I thought the silliest shakedown I’d see on film in 2011 would be the gangster in Bullhead threatening “Make sure you sell your cows at market,” but then came Anonymous and this beauty; “Where are the plays?” asked under torture. Anonymous is a very silly movie, one that suggests that Shakespeare did not, in fact, write any of the plays he has been credited with and was nothing more than an actor, and a bit of an idiot at that. The plays were written by one Edward, Duke of Oxford, who, because of his station couldn’t be seen doing something as shameful and disgusting as writing plays. Alas, he must write, and of course, he is good at it, he wrote the greatest plays in the history of the world, he just let someone else take the credit. After seeing Shame, which deals with addiction frankly and seriously, what am I to make of a scene that includes Edward’s wife saying “My God…” with a gasp. “You’re writing again. After you promised.”

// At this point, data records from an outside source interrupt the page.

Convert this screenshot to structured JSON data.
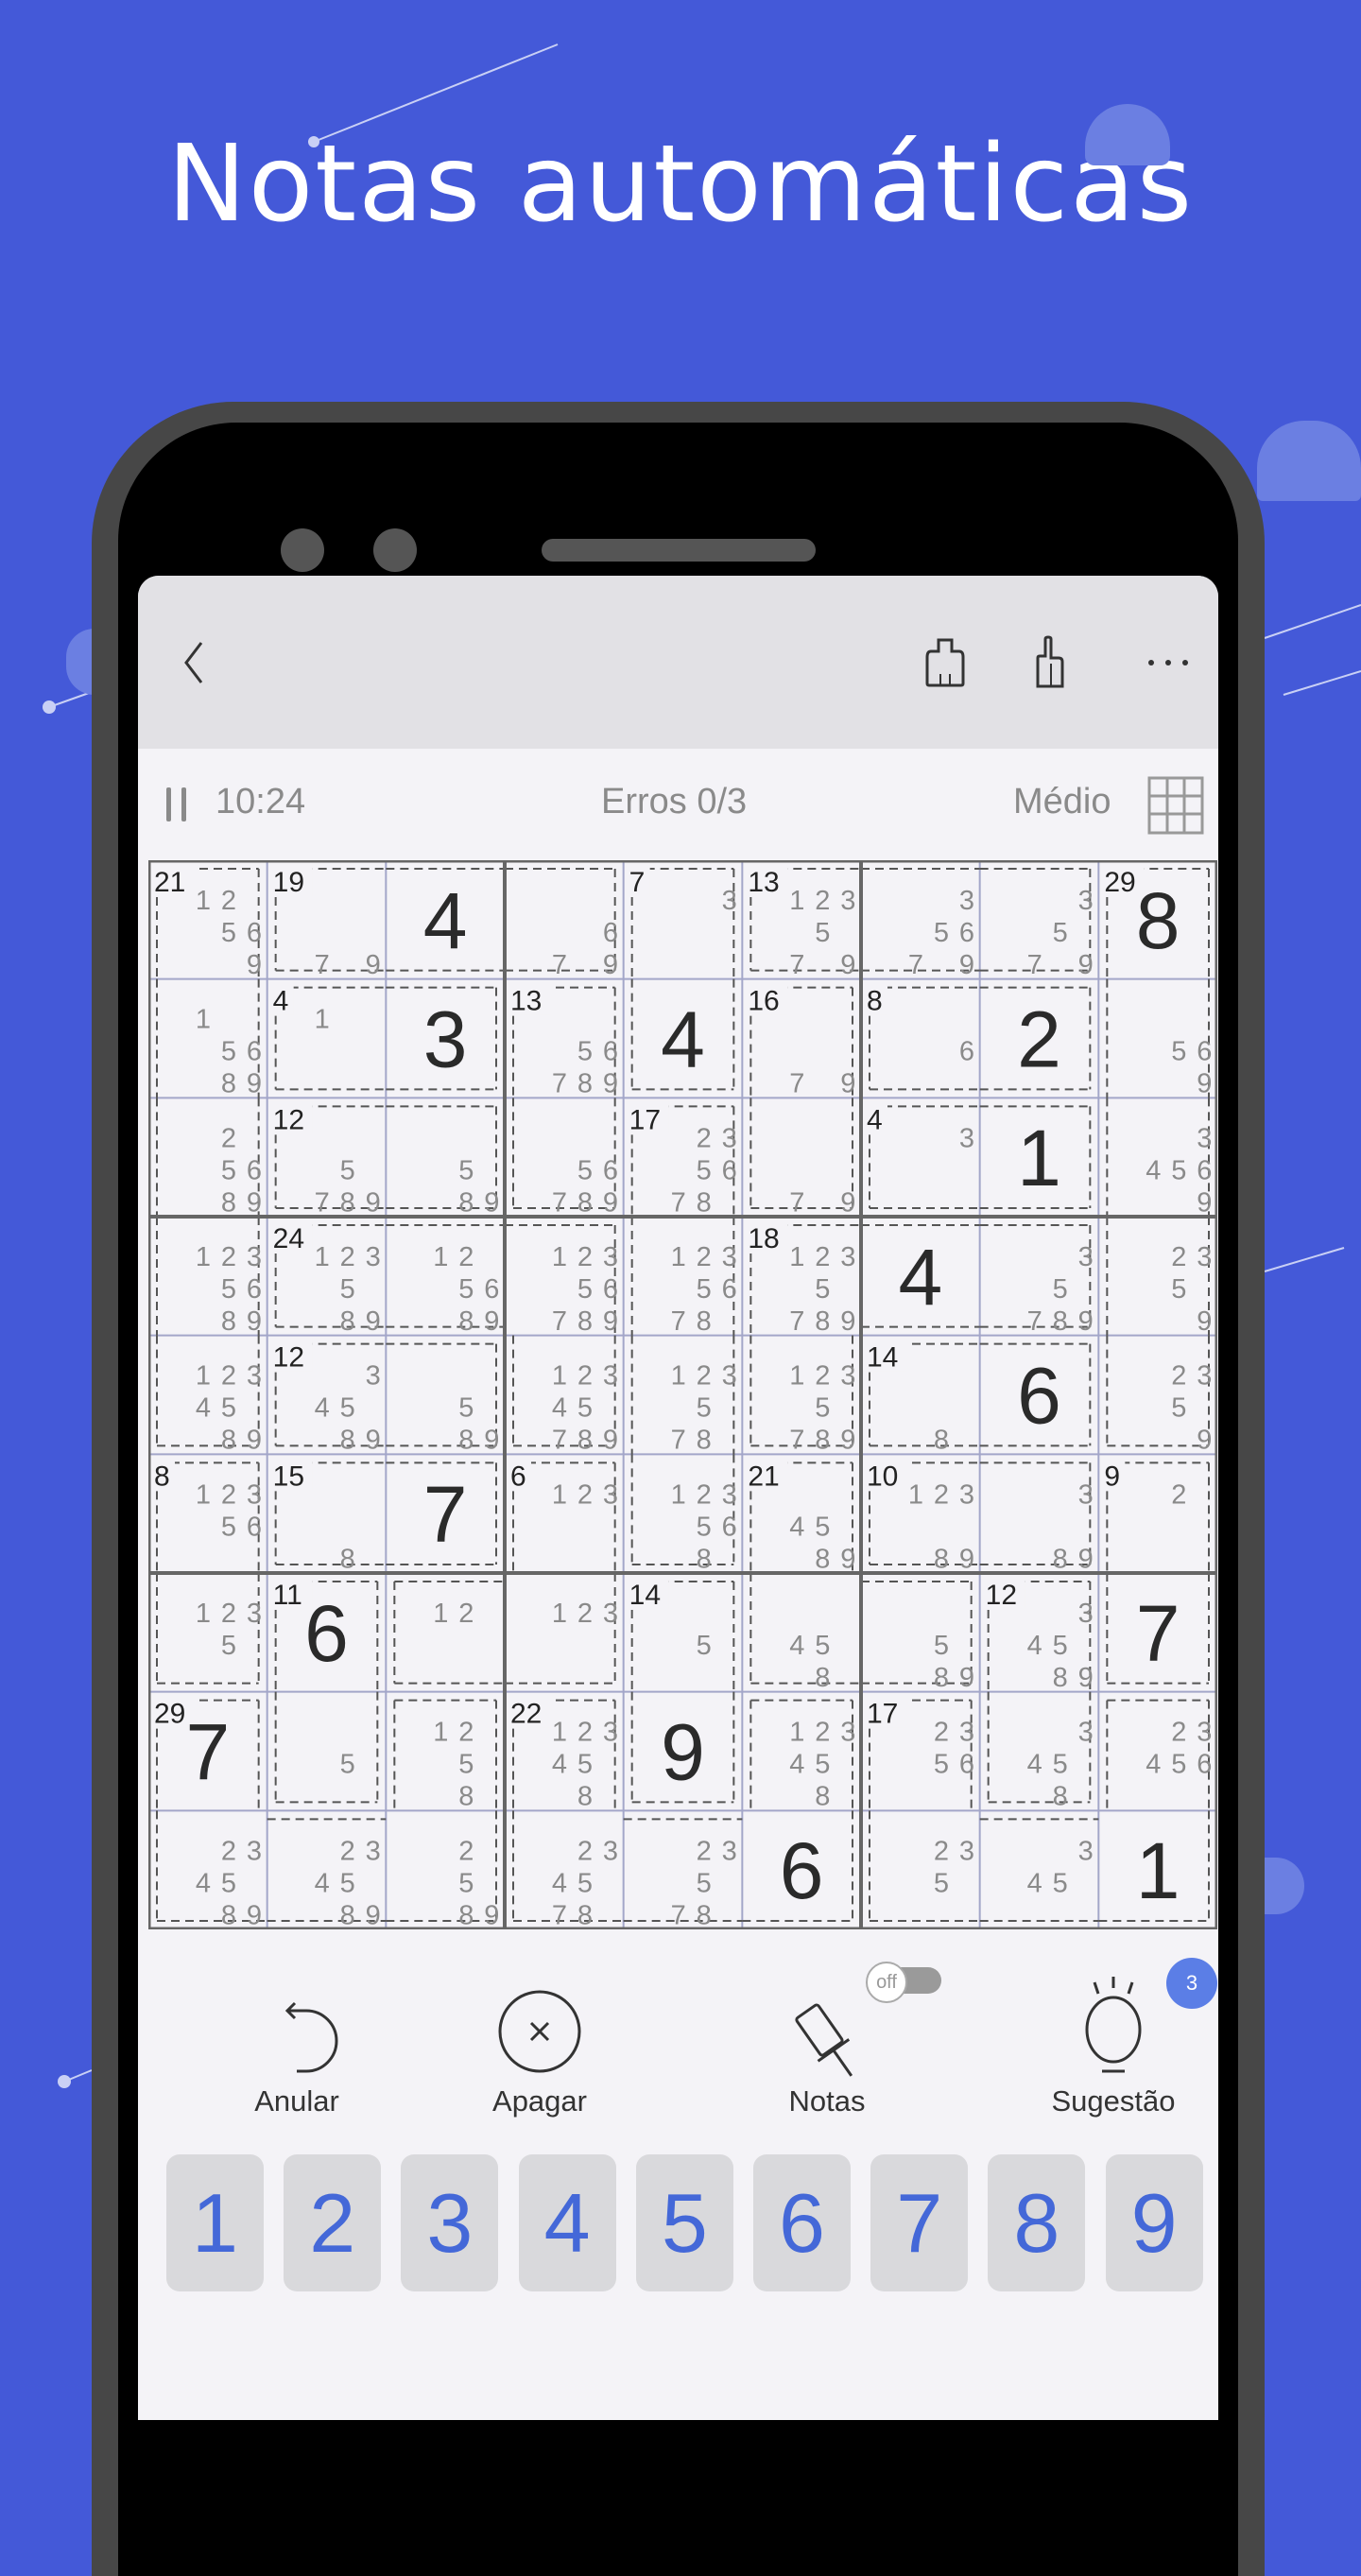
{
  "headline": "Notas automáticas",
  "colors": {
    "background": "#4459d8",
    "accent": "#4468d8",
    "badge": "#5b7ee6"
  },
  "appbar": {
    "icons": [
      "back-chevron-icon",
      "tshirt-theme-icon",
      "trophy-stats-icon",
      "more-dots-icon"
    ]
  },
  "status": {
    "pause_icon": "pause-icon",
    "timer": "10:24",
    "errors": "Erros 0/3",
    "difficulty": "Médio",
    "grid_icon": "grid-icon"
  },
  "board": {
    "values": [
      [
        0,
        0,
        4,
        0,
        0,
        0,
        0,
        0,
        8
      ],
      [
        0,
        0,
        3,
        0,
        4,
        0,
        0,
        2,
        0
      ],
      [
        0,
        0,
        0,
        0,
        0,
        0,
        0,
        1,
        0
      ],
      [
        0,
        0,
        0,
        0,
        0,
        0,
        4,
        0,
        0
      ],
      [
        0,
        0,
        0,
        0,
        0,
        0,
        0,
        6,
        0
      ],
      [
        0,
        0,
        7,
        0,
        0,
        0,
        0,
        0,
        0
      ],
      [
        0,
        6,
        0,
        0,
        0,
        0,
        0,
        0,
        7
      ],
      [
        7,
        0,
        0,
        0,
        9,
        0,
        0,
        0,
        0
      ],
      [
        0,
        0,
        0,
        0,
        0,
        6,
        0,
        0,
        1
      ]
    ],
    "notes": [
      [
        [
          1,
          2,
          5,
          6,
          9
        ],
        [
          7,
          9
        ],
        [],
        [
          6,
          7,
          9
        ],
        [
          3
        ],
        [
          1,
          2,
          3,
          5,
          7,
          9
        ],
        [
          3,
          5,
          6,
          7,
          9
        ],
        [
          3,
          5,
          7,
          9
        ],
        []
      ],
      [
        [
          1,
          5,
          6,
          8,
          9
        ],
        [
          1
        ],
        [],
        [
          5,
          6,
          7,
          8,
          9
        ],
        [],
        [
          7,
          9
        ],
        [
          6
        ],
        [],
        [
          5,
          6,
          9
        ]
      ],
      [
        [
          2,
          5,
          6,
          8,
          9
        ],
        [
          5,
          7,
          8,
          9
        ],
        [
          5,
          8,
          9
        ],
        [
          5,
          6,
          7,
          8,
          9
        ],
        [
          2,
          3,
          5,
          6,
          7,
          8
        ],
        [
          7,
          9
        ],
        [
          3
        ],
        [],
        [
          3,
          4,
          5,
          6,
          9
        ]
      ],
      [
        [
          1,
          2,
          3,
          5,
          6,
          8,
          9
        ],
        [
          1,
          2,
          3,
          5,
          8,
          9
        ],
        [
          1,
          2,
          5,
          6,
          8,
          9
        ],
        [
          1,
          2,
          3,
          5,
          6,
          7,
          8,
          9
        ],
        [
          1,
          2,
          3,
          5,
          6,
          7,
          8
        ],
        [
          1,
          2,
          3,
          5,
          7,
          8,
          9
        ],
        [],
        [
          3,
          5,
          7,
          8,
          9
        ],
        [
          2,
          3,
          5,
          9
        ]
      ],
      [
        [
          1,
          2,
          3,
          4,
          5,
          8,
          9
        ],
        [
          3,
          4,
          5,
          8,
          9
        ],
        [
          5,
          8,
          9
        ],
        [
          1,
          2,
          3,
          4,
          5,
          7,
          8,
          9
        ],
        [
          1,
          2,
          3,
          5,
          7,
          8
        ],
        [
          1,
          2,
          3,
          5,
          7,
          8,
          9
        ],
        [
          8
        ],
        [],
        [
          2,
          3,
          5,
          9
        ]
      ],
      [
        [
          1,
          2,
          3,
          5,
          6
        ],
        [
          8
        ],
        [],
        [
          1,
          2,
          3
        ],
        [
          1,
          2,
          3,
          5,
          6,
          8
        ],
        [
          4,
          5,
          8,
          9
        ],
        [
          1,
          2,
          3,
          8,
          9
        ],
        [
          3,
          8,
          9
        ],
        [
          2
        ]
      ],
      [
        [
          1,
          2,
          3,
          5
        ],
        [],
        [
          1,
          2
        ],
        [
          1,
          2,
          3
        ],
        [
          5
        ],
        [
          4,
          5,
          8
        ],
        [
          5,
          8,
          9
        ],
        [
          3,
          4,
          5,
          8,
          9
        ],
        []
      ],
      [
        [],
        [
          5
        ],
        [
          1,
          2,
          5,
          8
        ],
        [
          1,
          2,
          3,
          4,
          5,
          8
        ],
        [],
        [
          1,
          2,
          3,
          4,
          5,
          8
        ],
        [
          2,
          3,
          5,
          6
        ],
        [
          3,
          4,
          5,
          8
        ],
        [
          2,
          3,
          4,
          5,
          6
        ]
      ],
      [
        [
          2,
          3,
          4,
          5,
          8,
          9
        ],
        [
          2,
          3,
          4,
          5,
          8,
          9
        ],
        [
          2,
          5,
          8,
          9
        ],
        [
          2,
          3,
          4,
          5,
          7,
          8
        ],
        [
          2,
          3,
          5,
          7,
          8
        ],
        [],
        [
          2,
          3,
          5
        ],
        [
          3,
          4,
          5
        ],
        []
      ]
    ],
    "cages": [
      {
        "sum": "21",
        "cells": [
          [
            0,
            0
          ],
          [
            1,
            0
          ],
          [
            2,
            0
          ],
          [
            3,
            0
          ],
          [
            4,
            0
          ]
        ]
      },
      {
        "sum": "19",
        "cells": [
          [
            0,
            1
          ],
          [
            0,
            2
          ],
          [
            0,
            3
          ]
        ]
      },
      {
        "sum": "7",
        "cells": [
          [
            0,
            4
          ],
          [
            1,
            4
          ]
        ]
      },
      {
        "sum": "13",
        "cells": [
          [
            0,
            5
          ],
          [
            0,
            6
          ],
          [
            0,
            7
          ]
        ]
      },
      {
        "sum": "29",
        "cells": [
          [
            0,
            8
          ],
          [
            1,
            8
          ],
          [
            2,
            8
          ],
          [
            3,
            8
          ],
          [
            4,
            8
          ]
        ]
      },
      {
        "sum": "4",
        "cells": [
          [
            1,
            1
          ],
          [
            1,
            2
          ]
        ]
      },
      {
        "sum": "13",
        "cells": [
          [
            1,
            3
          ],
          [
            2,
            3
          ]
        ]
      },
      {
        "sum": "16",
        "cells": [
          [
            1,
            5
          ],
          [
            2,
            5
          ]
        ]
      },
      {
        "sum": "8",
        "cells": [
          [
            1,
            6
          ],
          [
            1,
            7
          ]
        ]
      },
      {
        "sum": "12",
        "cells": [
          [
            2,
            1
          ],
          [
            2,
            2
          ]
        ]
      },
      {
        "sum": "17",
        "cells": [
          [
            2,
            4
          ],
          [
            3,
            4
          ],
          [
            4,
            4
          ],
          [
            5,
            4
          ]
        ]
      },
      {
        "sum": "4",
        "cells": [
          [
            2,
            6
          ],
          [
            2,
            7
          ]
        ]
      },
      {
        "sum": "24",
        "cells": [
          [
            3,
            1
          ],
          [
            3,
            2
          ],
          [
            3,
            3
          ],
          [
            4,
            3
          ]
        ]
      },
      {
        "sum": "18",
        "cells": [
          [
            3,
            5
          ],
          [
            4,
            5
          ],
          [
            3,
            6
          ],
          [
            3,
            7
          ]
        ]
      },
      {
        "sum": "12",
        "cells": [
          [
            4,
            1
          ],
          [
            4,
            2
          ]
        ]
      },
      {
        "sum": "14",
        "cells": [
          [
            4,
            6
          ],
          [
            4,
            7
          ]
        ]
      },
      {
        "sum": "8",
        "cells": [
          [
            5,
            0
          ],
          [
            6,
            0
          ]
        ]
      },
      {
        "sum": "15",
        "cells": [
          [
            5,
            1
          ],
          [
            5,
            2
          ]
        ]
      },
      {
        "sum": "6",
        "cells": [
          [
            5,
            3
          ],
          [
            6,
            3
          ],
          [
            6,
            2
          ]
        ]
      },
      {
        "sum": "21",
        "cells": [
          [
            5,
            5
          ],
          [
            6,
            5
          ],
          [
            6,
            6
          ]
        ]
      },
      {
        "sum": "10",
        "cells": [
          [
            5,
            6
          ],
          [
            5,
            7
          ]
        ]
      },
      {
        "sum": "9",
        "cells": [
          [
            5,
            8
          ],
          [
            6,
            8
          ]
        ]
      },
      {
        "sum": "11",
        "cells": [
          [
            6,
            1
          ],
          [
            7,
            1
          ]
        ]
      },
      {
        "sum": "14",
        "cells": [
          [
            6,
            4
          ],
          [
            7,
            4
          ]
        ]
      },
      {
        "sum": "12",
        "cells": [
          [
            6,
            7
          ],
          [
            7,
            7
          ]
        ]
      },
      {
        "sum": "29",
        "cells": [
          [
            7,
            0
          ],
          [
            8,
            0
          ],
          [
            8,
            1
          ],
          [
            8,
            2
          ],
          [
            7,
            2
          ]
        ]
      },
      {
        "sum": "22",
        "cells": [
          [
            7,
            3
          ],
          [
            8,
            3
          ],
          [
            8,
            4
          ],
          [
            8,
            5
          ],
          [
            7,
            5
          ]
        ]
      },
      {
        "sum": "17",
        "cells": [
          [
            7,
            6
          ],
          [
            8,
            6
          ],
          [
            8,
            7
          ],
          [
            8,
            8
          ],
          [
            7,
            8
          ]
        ]
      }
    ]
  },
  "toolbar": {
    "undo": "Anular",
    "erase": "Apagar",
    "notes": "Notas",
    "notes_toggle": "off",
    "hint": "Sugestão",
    "hint_count": "3"
  },
  "numpad": [
    "1",
    "2",
    "3",
    "4",
    "5",
    "6",
    "7",
    "8",
    "9"
  ]
}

The movie, though, is also a lot of fun if for no other reason to watch Rhys Ifans, as Edward, Rafe Spall, as Shakespeare, Vanessa Redgrave as Elizabeth and David Thewlis, as a royal vizier, chew the lavish and well decorated scenery. The costumes are also immaculate and it’s kind of exhilarating to watch a major studio back a project that gets everyone done up so beautifully and then have them behave so preposterously. It begins on a modern day stage and steals a sequence from Branagh’s Henry V (1989) as the stage transforms into our Elizabethan setting, it even steals Derek Jacobi from Branagh, to deliver the prologue. Of course, Branagh stole his opening from Olivier’s version of Henry V (1944) and in a movie that’s about ownership of ideas, perhaps that’s just as well.
Anonymous is directed by Roland Emmerich, known for disaster movies like Independence Day (1996) and 2012 (2009) and I suppose the apocalypse here is more internal, instead of blowing up the White House, we’re blowing up the literary equivalent, though there are still explosions in Anonymous, don’t misunderstand me. Just because it’s the 17th century doesn’t mean we can’t have some explosions.
The scenes in the theater community have a lot of charm, especially the jealousy of the other playwrights and the boorishness of Shakespeare himself, played brilliantly by Spall as a bottom feeding opportunist, and the court scenes of political maneuvering, as Edward competes with Thewlis’ character for control of the throne, provide meaty moments of great import, that don’t make a lot of sense but are fun to watch. The movie is as flimsy as a wet paper sack but it has a headlong energy and leaps through its story without abandon. It reminded me of those teenage updating of Shakespeare’s work or fairy tales, that know neither the notes nor the rhythm of the source material but gives it a good go. I was half expecting a hit pop song to show up in the big finale. Sadly, no, but how about the Mozart on the soundtrack some 300 years before it was written – perhaps Edward wrote his work too.
If Anonymous wanted to be more than it is, I might denigrate its insipid, clumsy and overfull plot or the fact that it doesn’t take the time to develop either of its two narratives, but that’s part of it’s charm. The movie knows what it is. If Anonymous was a Shakespeare, or should I say an Edward, Duke of Oxford character, it might be Feste, it’s frivolous and a little melancholy but, like Lady Olivia’s father, I took much delight in it.